__Directions__.
All records shown below should be given again, character for character.

__Data for processing__.
● ● ● ●

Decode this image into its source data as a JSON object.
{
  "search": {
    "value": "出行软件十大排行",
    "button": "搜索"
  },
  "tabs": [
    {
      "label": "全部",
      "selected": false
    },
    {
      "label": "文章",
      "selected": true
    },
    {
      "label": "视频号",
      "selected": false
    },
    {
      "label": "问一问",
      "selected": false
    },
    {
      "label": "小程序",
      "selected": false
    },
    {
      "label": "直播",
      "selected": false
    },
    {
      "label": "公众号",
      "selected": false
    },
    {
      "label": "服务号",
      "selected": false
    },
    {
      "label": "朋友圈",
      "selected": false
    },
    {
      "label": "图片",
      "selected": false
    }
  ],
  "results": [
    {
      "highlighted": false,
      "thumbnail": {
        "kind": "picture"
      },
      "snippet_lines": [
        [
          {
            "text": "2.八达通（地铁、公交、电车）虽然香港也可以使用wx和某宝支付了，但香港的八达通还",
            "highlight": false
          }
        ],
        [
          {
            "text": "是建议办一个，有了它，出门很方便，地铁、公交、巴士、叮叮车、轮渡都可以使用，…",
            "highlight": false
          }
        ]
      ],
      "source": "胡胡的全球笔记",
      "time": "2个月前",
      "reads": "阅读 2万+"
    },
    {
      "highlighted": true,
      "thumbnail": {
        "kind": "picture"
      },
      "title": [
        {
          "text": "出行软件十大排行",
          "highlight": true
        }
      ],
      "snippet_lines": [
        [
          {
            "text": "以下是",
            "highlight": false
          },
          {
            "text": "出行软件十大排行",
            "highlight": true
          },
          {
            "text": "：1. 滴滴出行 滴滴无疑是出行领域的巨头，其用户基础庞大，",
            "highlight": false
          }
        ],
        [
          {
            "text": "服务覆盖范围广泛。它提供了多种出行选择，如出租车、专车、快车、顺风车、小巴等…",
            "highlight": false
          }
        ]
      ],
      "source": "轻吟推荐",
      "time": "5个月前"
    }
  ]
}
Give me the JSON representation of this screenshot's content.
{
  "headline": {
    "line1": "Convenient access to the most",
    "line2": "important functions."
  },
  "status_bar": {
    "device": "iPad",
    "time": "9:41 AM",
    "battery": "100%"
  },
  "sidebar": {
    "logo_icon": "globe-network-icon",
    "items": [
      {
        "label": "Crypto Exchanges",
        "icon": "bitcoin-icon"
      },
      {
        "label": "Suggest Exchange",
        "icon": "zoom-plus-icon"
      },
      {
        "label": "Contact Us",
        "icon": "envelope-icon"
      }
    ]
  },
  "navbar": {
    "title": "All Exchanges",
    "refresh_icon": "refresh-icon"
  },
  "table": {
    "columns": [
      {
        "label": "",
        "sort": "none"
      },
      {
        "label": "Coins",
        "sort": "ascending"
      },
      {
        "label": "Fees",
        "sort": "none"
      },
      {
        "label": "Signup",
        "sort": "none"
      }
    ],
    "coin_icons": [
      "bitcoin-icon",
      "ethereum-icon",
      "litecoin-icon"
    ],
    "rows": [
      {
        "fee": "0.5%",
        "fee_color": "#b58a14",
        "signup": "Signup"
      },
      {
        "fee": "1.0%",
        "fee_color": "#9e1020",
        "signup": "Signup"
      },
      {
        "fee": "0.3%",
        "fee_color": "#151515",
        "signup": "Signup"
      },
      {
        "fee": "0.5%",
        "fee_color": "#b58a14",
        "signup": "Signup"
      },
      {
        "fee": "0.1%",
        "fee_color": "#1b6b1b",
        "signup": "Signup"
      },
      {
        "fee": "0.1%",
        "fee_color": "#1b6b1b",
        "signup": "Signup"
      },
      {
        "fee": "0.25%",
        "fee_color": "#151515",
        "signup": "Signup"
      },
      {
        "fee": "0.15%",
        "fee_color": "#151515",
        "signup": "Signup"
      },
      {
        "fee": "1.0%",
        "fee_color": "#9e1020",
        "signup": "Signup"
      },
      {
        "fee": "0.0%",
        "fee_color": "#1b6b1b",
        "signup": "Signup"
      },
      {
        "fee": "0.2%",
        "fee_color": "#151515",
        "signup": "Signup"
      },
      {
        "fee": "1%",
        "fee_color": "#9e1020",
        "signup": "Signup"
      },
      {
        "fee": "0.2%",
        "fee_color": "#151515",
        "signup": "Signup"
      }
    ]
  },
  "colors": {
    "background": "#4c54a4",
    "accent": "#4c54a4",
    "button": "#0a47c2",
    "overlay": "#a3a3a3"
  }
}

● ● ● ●

__Solution__.
Decode this image into its source data as a JSON object.
{
  "search": {
    "value": "出行软件十大排行",
    "button": "搜索"
  },
  "tabs": [
    {
      "label": "全部",
      "selected": false
    },
    {
      "label": "文章",
      "selected": true
    },
    {
      "label": "视频号",
      "selected": false
    },
    {
      "label": "问一问",
      "selected": false
    },
    {
      "label": "小程序",
      "selected": false
    },
    {
      "label": "直播",
      "selected": false
    },
    {
      "label": "公众号",
      "selected": false
    },
    {
      "label": "服务号",
      "selected": false
    },
    {
      "label": "朋友圈",
      "selected": false
    },
    {
      "label": "图片",
      "selected": false
    }
  ],
  "results": [
    {
      "highlighted": false,
      "thumbnail": {
        "kind": "picture"
      },
      "snippet_lines": [
        [
          {
            "text": "2.八达通（地铁、公交、电车）虽然香港也可以使用wx和某宝支付了，但香港的八达通还",
            "highlight": false
          }
        ],
        [
          {
            "text": "是建议办一个，有了它，出门很方便，地铁、公交、巴士、叮叮车、轮渡都可以使用，…",
            "highlight": false
          }
        ]
      ],
      "source": "胡胡的全球笔记",
      "time": "2个月前",
      "reads": "阅读 2万+"
    },
    {
      "highlighted": true,
      "thumbnail": {
        "kind": "picture"
      },
      "title": [
        {
          "text": "出行软件十大排行",
          "highlight": true
        }
      ],
      "snippet_lines": [
        [
          {
            "text": "以下是",
            "highlight": false
          },
          {
            "text": "出行软件十大排行",
            "highlight": true
          },
          {
            "text": "：1. 滴滴出行 滴滴无疑是出行领域的巨头，其用户基础庞大，",
            "highlight": false
          }
        ],
        [
          {
            "text": "服务覆盖范围广泛。它提供了多种出行选择，如出租车、专车、快车、顺风车、小巴等…",
            "highlight": false
          }
        ]
      ],
      "source": "轻吟推荐",
      "time": "5个月前"
    }
  ]
}
Give me the JSON representation of this screenshot's content.
{
  "headline": {
    "line1": "Convenient access to the most",
    "line2": "important functions."
  },
  "status_bar": {
    "device": "iPad",
    "time": "9:41 AM",
    "battery": "100%"
  },
  "sidebar": {
    "logo_icon": "globe-network-icon",
    "items": [
      {
        "label": "Crypto Exchanges",
        "icon": "bitcoin-icon"
      },
      {
        "label": "Suggest Exchange",
        "icon": "zoom-plus-icon"
      },
      {
        "label": "Contact Us",
        "icon": "envelope-icon"
      }
    ]
  },
  "navbar": {
    "title": "All Exchanges",
    "refresh_icon": "refresh-icon"
  },
  "table": {
    "columns": [
      {
        "label": "",
        "sort": "none"
      },
      {
        "label": "Coins",
        "sort": "ascending"
      },
      {
        "label": "Fees",
        "sort": "none"
      },
      {
        "label": "Signup",
        "sort": "none"
      }
    ],
    "coin_icons": [
      "bitcoin-icon",
      "ethereum-icon",
      "litecoin-icon"
    ],
    "rows": [
      {
        "fee": "0.5%",
        "fee_color": "#b58a14",
        "signup": "Signup"
      },
      {
        "fee": "1.0%",
        "fee_color": "#9e1020",
        "signup": "Signup"
      },
      {
        "fee": "0.3%",
        "fee_color": "#151515",
        "signup": "Signup"
      },
      {
        "fee": "0.5%",
        "fee_color": "#b58a14",
        "signup": "Signup"
      },
      {
        "fee": "0.1%",
        "fee_color": "#1b6b1b",
        "signup": "Signup"
      },
      {
        "fee": "0.1%",
        "fee_color": "#1b6b1b",
        "signup": "Signup"
      },
      {
        "fee": "0.25%",
        "fee_color": "#151515",
        "signup": "Signup"
      },
      {
        "fee": "0.15%",
        "fee_color": "#151515",
        "signup": "Signup"
      },
      {
        "fee": "1.0%",
        "fee_color": "#9e1020",
        "signup": "Signup"
      },
      {
        "fee": "0.0%",
        "fee_color": "#1b6b1b",
        "signup": "Signup"
      },
      {
        "fee": "0.2%",
        "fee_color": "#151515",
        "signup": "Signup"
      },
      {
        "fee": "1%",
        "fee_color": "#9e1020",
        "signup": "Signup"
      },
      {
        "fee": "0.2%",
        "fee_color": "#151515",
        "signup": "Signup"
      }
    ]
  },
  "colors": {
    "background": "#4c54a4",
    "accent": "#4c54a4",
    "button": "#0a47c2",
    "overlay": "#a3a3a3"
  }
}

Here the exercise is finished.